■ PROBLEM REQUIREMENTS
Write down every entry once more, exactly as it reads.
--- LISTED ENTRIES Enclosed Below ---
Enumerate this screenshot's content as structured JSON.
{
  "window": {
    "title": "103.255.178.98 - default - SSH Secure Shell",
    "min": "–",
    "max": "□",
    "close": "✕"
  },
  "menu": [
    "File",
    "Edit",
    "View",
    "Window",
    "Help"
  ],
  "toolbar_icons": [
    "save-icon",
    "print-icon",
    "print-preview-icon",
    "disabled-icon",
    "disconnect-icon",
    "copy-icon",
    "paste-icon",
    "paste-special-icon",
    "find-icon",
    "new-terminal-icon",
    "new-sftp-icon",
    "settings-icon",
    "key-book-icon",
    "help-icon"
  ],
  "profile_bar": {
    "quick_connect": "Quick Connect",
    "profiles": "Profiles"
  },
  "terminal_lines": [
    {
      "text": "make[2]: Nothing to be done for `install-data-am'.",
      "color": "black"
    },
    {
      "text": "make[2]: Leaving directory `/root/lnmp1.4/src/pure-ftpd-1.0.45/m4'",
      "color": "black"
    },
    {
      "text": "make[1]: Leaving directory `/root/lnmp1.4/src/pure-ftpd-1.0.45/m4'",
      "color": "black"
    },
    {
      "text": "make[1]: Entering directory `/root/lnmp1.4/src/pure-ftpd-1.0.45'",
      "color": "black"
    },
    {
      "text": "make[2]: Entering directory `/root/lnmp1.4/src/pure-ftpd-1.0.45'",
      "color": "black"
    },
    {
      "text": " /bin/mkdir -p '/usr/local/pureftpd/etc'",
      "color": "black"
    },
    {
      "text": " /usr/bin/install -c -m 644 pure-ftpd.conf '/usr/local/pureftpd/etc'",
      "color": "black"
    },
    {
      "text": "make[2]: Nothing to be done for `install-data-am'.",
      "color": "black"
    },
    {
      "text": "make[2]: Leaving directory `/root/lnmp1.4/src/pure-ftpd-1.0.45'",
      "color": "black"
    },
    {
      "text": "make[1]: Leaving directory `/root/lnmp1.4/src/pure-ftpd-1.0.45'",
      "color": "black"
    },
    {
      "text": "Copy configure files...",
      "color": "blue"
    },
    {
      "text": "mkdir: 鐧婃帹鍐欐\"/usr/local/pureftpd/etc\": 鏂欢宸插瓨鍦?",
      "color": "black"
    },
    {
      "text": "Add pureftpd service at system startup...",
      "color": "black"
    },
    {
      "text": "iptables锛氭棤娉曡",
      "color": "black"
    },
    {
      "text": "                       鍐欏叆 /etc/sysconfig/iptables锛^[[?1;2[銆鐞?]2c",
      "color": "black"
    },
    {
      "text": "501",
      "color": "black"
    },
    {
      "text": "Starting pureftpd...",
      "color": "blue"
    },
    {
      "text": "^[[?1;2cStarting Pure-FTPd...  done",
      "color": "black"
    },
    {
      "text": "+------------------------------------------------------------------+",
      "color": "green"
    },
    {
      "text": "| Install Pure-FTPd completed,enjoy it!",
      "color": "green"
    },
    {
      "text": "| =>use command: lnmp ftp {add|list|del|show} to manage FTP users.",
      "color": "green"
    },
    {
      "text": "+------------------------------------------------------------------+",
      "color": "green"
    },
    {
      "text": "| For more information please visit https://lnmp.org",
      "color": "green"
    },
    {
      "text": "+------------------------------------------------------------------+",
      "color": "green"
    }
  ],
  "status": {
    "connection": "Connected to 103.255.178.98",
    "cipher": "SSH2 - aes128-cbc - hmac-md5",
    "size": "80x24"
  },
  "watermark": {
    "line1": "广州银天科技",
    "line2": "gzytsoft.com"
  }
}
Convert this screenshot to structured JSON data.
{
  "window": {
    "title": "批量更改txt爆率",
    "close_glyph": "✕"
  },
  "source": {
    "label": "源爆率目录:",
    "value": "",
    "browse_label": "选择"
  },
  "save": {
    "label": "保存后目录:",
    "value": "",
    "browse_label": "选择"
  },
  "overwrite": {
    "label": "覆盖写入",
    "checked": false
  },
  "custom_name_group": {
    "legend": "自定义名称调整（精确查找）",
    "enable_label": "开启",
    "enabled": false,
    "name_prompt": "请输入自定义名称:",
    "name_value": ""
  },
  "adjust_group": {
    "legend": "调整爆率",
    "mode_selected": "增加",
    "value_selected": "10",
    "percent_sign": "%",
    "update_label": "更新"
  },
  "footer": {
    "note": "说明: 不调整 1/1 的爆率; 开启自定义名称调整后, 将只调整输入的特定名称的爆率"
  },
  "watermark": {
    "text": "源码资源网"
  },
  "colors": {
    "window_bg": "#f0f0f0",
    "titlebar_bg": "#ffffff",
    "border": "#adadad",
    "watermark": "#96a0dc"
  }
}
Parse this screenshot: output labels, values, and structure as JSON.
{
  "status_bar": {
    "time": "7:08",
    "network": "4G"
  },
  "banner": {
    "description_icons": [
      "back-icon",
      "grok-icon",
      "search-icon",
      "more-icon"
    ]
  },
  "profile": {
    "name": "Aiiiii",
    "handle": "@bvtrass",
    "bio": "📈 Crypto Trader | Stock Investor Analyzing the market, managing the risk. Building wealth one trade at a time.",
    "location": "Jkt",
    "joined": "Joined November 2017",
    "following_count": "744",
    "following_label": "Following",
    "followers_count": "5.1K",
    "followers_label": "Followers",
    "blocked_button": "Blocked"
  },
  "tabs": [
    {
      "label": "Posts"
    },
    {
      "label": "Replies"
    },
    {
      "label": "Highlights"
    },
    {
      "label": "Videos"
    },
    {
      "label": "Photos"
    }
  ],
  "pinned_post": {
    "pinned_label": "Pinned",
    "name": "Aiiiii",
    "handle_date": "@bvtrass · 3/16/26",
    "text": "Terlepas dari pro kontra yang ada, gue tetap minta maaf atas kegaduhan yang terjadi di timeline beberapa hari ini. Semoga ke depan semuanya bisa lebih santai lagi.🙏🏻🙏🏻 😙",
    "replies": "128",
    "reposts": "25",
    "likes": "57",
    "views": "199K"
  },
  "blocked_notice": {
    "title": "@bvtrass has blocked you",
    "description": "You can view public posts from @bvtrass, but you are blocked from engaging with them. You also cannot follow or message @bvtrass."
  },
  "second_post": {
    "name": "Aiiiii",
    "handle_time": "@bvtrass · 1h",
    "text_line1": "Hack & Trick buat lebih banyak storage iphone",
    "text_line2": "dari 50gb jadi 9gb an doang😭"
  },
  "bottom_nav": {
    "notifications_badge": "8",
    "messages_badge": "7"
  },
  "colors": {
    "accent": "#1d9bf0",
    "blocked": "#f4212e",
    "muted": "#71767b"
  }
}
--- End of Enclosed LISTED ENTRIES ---
■ REPLY
Enumerate this screenshot's content as structured JSON.
{
  "window": {
    "title": "103.255.178.98 - default - SSH Secure Shell",
    "min": "–",
    "max": "□",
    "close": "✕"
  },
  "menu": [
    "File",
    "Edit",
    "View",
    "Window",
    "Help"
  ],
  "toolbar_icons": [
    "save-icon",
    "print-icon",
    "print-preview-icon",
    "disabled-icon",
    "disconnect-icon",
    "copy-icon",
    "paste-icon",
    "paste-special-icon",
    "find-icon",
    "new-terminal-icon",
    "new-sftp-icon",
    "settings-icon",
    "key-book-icon",
    "help-icon"
  ],
  "profile_bar": {
    "quick_connect": "Quick Connect",
    "profiles": "Profiles"
  },
  "terminal_lines": [
    {
      "text": "make[2]: Nothing to be done for `install-data-am'.",
      "color": "black"
    },
    {
      "text": "make[2]: Leaving directory `/root/lnmp1.4/src/pure-ftpd-1.0.45/m4'",
      "color": "black"
    },
    {
      "text": "make[1]: Leaving directory `/root/lnmp1.4/src/pure-ftpd-1.0.45/m4'",
      "color": "black"
    },
    {
      "text": "make[1]: Entering directory `/root/lnmp1.4/src/pure-ftpd-1.0.45'",
      "color": "black"
    },
    {
      "text": "make[2]: Entering directory `/root/lnmp1.4/src/pure-ftpd-1.0.45'",
      "color": "black"
    },
    {
      "text": " /bin/mkdir -p '/usr/local/pureftpd/etc'",
      "color": "black"
    },
    {
      "text": " /usr/bin/install -c -m 644 pure-ftpd.conf '/usr/local/pureftpd/etc'",
      "color": "black"
    },
    {
      "text": "make[2]: Nothing to be done for `install-data-am'.",
      "color": "black"
    },
    {
      "text": "make[2]: Leaving directory `/root/lnmp1.4/src/pure-ftpd-1.0.45'",
      "color": "black"
    },
    {
      "text": "make[1]: Leaving directory `/root/lnmp1.4/src/pure-ftpd-1.0.45'",
      "color": "black"
    },
    {
      "text": "Copy configure files...",
      "color": "blue"
    },
    {
      "text": "mkdir: 鐧婃帹鍐欐\"/usr/local/pureftpd/etc\": 鏂欢宸插瓨鍦?",
      "color": "black"
    },
    {
      "text": "Add pureftpd service at system startup...",
      "color": "black"
    },
    {
      "text": "iptables锛氭棤娉曡",
      "color": "black"
    },
    {
      "text": "                       鍐欏叆 /etc/sysconfig/iptables锛^[[?1;2[銆鐞?]2c",
      "color": "black"
    },
    {
      "text": "501",
      "color": "black"
    },
    {
      "text": "Starting pureftpd...",
      "color": "blue"
    },
    {
      "text": "^[[?1;2cStarting Pure-FTPd...  done",
      "color": "black"
    },
    {
      "text": "+------------------------------------------------------------------+",
      "color": "green"
    },
    {
      "text": "| Install Pure-FTPd completed,enjoy it!",
      "color": "green"
    },
    {
      "text": "| =>use command: lnmp ftp {add|list|del|show} to manage FTP users.",
      "color": "green"
    },
    {
      "text": "+------------------------------------------------------------------+",
      "color": "green"
    },
    {
      "text": "| For more information please visit https://lnmp.org",
      "color": "green"
    },
    {
      "text": "+------------------------------------------------------------------+",
      "color": "green"
    }
  ],
  "status": {
    "connection": "Connected to 103.255.178.98",
    "cipher": "SSH2 - aes128-cbc - hmac-md5",
    "size": "80x24"
  },
  "watermark": {
    "line1": "广州银天科技",
    "line2": "gzytsoft.com"
  }
}
Convert this screenshot to structured JSON data.
{
  "window": {
    "title": "批量更改txt爆率",
    "close_glyph": "✕"
  },
  "source": {
    "label": "源爆率目录:",
    "value": "",
    "browse_label": "选择"
  },
  "save": {
    "label": "保存后目录:",
    "value": "",
    "browse_label": "选择"
  },
  "overwrite": {
    "label": "覆盖写入",
    "checked": false
  },
  "custom_name_group": {
    "legend": "自定义名称调整（精确查找）",
    "enable_label": "开启",
    "enabled": false,
    "name_prompt": "请输入自定义名称:",
    "name_value": ""
  },
  "adjust_group": {
    "legend": "调整爆率",
    "mode_selected": "增加",
    "value_selected": "10",
    "percent_sign": "%",
    "update_label": "更新"
  },
  "footer": {
    "note": "说明: 不调整 1/1 的爆率; 开启自定义名称调整后, 将只调整输入的特定名称的爆率"
  },
  "watermark": {
    "text": "源码资源网"
  },
  "colors": {
    "window_bg": "#f0f0f0",
    "titlebar_bg": "#ffffff",
    "border": "#adadad",
    "watermark": "#96a0dc"
  }
}
Parse this screenshot: output labels, values, and structure as JSON.
{
  "status_bar": {
    "time": "7:08",
    "network": "4G"
  },
  "banner": {
    "description_icons": [
      "back-icon",
      "grok-icon",
      "search-icon",
      "more-icon"
    ]
  },
  "profile": {
    "name": "Aiiiii",
    "handle": "@bvtrass",
    "bio": "📈 Crypto Trader | Stock Investor Analyzing the market, managing the risk. Building wealth one trade at a time.",
    "location": "Jkt",
    "joined": "Joined November 2017",
    "following_count": "744",
    "following_label": "Following",
    "followers_count": "5.1K",
    "followers_label": "Followers",
    "blocked_button": "Blocked"
  },
  "tabs": [
    {
      "label": "Posts"
    },
    {
      "label": "Replies"
    },
    {
      "label": "Highlights"
    },
    {
      "label": "Videos"
    },
    {
      "label": "Photos"
    }
  ],
  "pinned_post": {
    "pinned_label": "Pinned",
    "name": "Aiiiii",
    "handle_date": "@bvtrass · 3/16/26",
    "text": "Terlepas dari pro kontra yang ada, gue tetap minta maaf atas kegaduhan yang terjadi di timeline beberapa hari ini. Semoga ke depan semuanya bisa lebih santai lagi.🙏🏻🙏🏻 😙",
    "replies": "128",
    "reposts": "25",
    "likes": "57",
    "views": "199K"
  },
  "blocked_notice": {
    "title": "@bvtrass has blocked you",
    "description": "You can view public posts from @bvtrass, but you are blocked from engaging with them. You also cannot follow or message @bvtrass."
  },
  "second_post": {
    "name": "Aiiiii",
    "handle_time": "@bvtrass · 1h",
    "text_line1": "Hack & Trick buat lebih banyak storage iphone",
    "text_line2": "dari 50gb jadi 9gb an doang😭"
  },
  "bottom_nav": {
    "notifications_badge": "8",
    "messages_badge": "7"
  },
  "colors": {
    "accent": "#1d9bf0",
    "blocked": "#f4212e",
    "muted": "#71767b"
  }
}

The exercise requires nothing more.